ASSIGNED TASK —
Copy, from the entries below, each line where the word "badge" can be found.
####
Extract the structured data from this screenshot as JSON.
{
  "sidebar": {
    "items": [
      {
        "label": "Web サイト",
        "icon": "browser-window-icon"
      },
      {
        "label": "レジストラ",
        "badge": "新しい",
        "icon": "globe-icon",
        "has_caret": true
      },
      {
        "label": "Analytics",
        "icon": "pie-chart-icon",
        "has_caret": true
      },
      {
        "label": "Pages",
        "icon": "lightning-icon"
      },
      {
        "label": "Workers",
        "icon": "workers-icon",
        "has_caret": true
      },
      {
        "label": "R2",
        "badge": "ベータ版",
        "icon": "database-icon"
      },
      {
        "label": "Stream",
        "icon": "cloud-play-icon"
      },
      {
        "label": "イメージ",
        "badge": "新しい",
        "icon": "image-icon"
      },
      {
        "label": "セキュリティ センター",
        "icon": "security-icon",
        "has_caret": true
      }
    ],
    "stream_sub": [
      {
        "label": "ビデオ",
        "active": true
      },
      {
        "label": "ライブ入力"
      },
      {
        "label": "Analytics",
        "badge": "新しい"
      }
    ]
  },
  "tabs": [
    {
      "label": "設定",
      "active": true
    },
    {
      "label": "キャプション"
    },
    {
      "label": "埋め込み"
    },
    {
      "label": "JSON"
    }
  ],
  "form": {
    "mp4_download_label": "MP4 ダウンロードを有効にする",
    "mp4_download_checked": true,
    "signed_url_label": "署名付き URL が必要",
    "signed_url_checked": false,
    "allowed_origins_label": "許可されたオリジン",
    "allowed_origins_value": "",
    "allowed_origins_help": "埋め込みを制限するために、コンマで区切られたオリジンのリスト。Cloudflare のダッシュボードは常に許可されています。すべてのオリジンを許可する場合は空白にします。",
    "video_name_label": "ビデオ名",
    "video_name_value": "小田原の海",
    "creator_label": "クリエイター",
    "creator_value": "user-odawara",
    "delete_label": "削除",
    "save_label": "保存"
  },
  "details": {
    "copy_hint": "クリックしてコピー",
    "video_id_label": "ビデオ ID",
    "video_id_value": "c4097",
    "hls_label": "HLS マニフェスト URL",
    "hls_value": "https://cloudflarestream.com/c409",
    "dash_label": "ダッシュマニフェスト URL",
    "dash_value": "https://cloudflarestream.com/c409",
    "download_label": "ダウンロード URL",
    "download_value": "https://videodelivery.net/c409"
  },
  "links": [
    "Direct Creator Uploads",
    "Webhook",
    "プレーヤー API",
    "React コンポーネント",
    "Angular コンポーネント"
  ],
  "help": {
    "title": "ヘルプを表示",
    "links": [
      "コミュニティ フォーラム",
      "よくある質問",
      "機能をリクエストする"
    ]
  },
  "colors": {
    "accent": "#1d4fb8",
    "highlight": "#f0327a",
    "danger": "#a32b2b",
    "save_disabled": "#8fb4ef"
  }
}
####
RESPONSE BOX —
        "badge": "新しい",
        "badge": "ベータ版",
        "badge": "新しい",
        "badge": "新しい"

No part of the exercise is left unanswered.